The Ontology exposes who’s actually making use of data science models , so data science teams do not have to guess whom they’re designing their models for. As a result, they can tune their models appropriately and avoid paper cuts from engaging in unnecessary feedback loops with decision-makers. The Ontology creates a truly agile development cycle for ML models , enabling data scientists to train, publish, deploy, and measure the results of their models in the context of real operational feedback loops. No back-and-forth with ML engineers means faster model delivery. Once models are delivered, the data scientist can see results and tweak their models accordingly. The Ontology then allows data science teams to make versioned edits directly to user-facing Foundry applications or build their own apps point-and-click from scratch. Because the Ontology provides a unified API and integrated tools for rapid and collaborative application development, full-stack data science can be delivered by one agile team in proper two-week iteration cycles — the correct pattern for delivering data products. Closing the loop between models and decisions Knowing whether a model proved useful requires constant and consistent feedback from decision-makers, as well as visibility into the results of decisions made and other organizational behavior changes. If model predictions were not used, it is also helpful for data scientists to understand why.
The Ontology’s writeback capabilities, exposed through its API or dependent applications, enable continuous and bidirectional communication between data science and operational teams about model usage, decisions made, and business impact.
Imagine that, through Ontology records, a data science team discovers their app-deployed recommended actions are being ignored by users. Using Ontology writeback, the data science team can capture feedback by adding a usefulness toggle and comment box to the downstream application. Instantly, comments start flooding in and the problem is clear: end users don’t trust the recommendations because they do not understand their drivers.
The good news is the new solution takes just hours to deploy. The data science team publishes model feature importances linked to predictions through the Ontology that now appear alongside every recommendation for transparency.
While this situation is notional, we have seen it play out many times over with our customers, who wield the Ontology to accelerate business-wide change by harnessing the full collaborative power of their talented data science teams.
The Foundry Ontology can enable data scientists to reach their full potential.

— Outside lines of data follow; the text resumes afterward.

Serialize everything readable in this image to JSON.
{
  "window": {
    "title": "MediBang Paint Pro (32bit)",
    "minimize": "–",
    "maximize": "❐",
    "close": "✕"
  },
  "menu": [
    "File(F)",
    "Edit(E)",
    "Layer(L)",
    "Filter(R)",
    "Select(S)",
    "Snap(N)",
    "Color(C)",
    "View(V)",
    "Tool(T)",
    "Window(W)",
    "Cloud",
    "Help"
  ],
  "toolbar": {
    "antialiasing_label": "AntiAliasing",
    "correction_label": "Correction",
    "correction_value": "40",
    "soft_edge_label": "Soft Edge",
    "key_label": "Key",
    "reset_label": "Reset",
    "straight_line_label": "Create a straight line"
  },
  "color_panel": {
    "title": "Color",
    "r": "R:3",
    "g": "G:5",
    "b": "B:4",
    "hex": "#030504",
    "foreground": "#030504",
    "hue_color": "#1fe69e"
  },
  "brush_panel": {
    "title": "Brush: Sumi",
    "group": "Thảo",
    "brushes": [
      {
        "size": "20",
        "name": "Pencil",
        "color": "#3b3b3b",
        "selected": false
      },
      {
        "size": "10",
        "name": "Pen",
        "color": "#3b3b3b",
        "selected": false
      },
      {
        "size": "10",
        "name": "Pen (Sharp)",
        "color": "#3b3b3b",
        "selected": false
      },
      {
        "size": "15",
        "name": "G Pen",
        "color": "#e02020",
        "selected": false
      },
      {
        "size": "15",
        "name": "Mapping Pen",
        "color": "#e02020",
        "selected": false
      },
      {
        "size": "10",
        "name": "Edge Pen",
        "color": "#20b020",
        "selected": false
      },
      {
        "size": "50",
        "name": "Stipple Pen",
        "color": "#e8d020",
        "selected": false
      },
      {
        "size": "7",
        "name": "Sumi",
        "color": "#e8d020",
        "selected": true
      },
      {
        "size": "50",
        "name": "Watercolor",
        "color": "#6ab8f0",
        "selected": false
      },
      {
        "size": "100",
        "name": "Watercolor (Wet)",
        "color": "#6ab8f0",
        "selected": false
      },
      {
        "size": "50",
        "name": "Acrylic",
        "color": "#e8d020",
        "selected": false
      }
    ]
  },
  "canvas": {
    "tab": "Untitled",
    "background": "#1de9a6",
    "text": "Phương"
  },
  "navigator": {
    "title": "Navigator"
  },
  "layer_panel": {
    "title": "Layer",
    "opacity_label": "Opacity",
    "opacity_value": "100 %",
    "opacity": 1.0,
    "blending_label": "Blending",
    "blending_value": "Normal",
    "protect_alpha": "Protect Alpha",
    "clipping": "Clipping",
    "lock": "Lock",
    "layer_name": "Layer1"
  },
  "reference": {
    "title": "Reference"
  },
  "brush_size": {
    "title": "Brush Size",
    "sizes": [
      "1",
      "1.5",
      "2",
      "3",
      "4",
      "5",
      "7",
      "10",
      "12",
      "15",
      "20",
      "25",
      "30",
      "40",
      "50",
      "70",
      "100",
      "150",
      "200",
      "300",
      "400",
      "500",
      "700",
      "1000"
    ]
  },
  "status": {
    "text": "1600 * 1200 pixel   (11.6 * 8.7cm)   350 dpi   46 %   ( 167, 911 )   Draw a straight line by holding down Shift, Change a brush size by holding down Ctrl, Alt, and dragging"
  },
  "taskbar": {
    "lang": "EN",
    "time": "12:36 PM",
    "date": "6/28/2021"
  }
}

It clearly defines for data scientists where the opportunities for business improvement lie and speeds up the creation and deployment of ML models.
Learn more about Palantir Foundry and the Ontology that underlies it.
Wes Field, Forward-Deployed Architect at Palantir
How Palantir Foundry’s Ontology Deploys Data Science to the Front Line was originally published in Palantir Blog on Medium, where people are continuing the conversation by highlighting and responding to this story.
Adopted from https://blog.palantir.com/how-palantir-foundrys-ontology-deploys-data-science-to-the-front-line-7a9679bdfd01?source=rss—-3c87dc14372f—4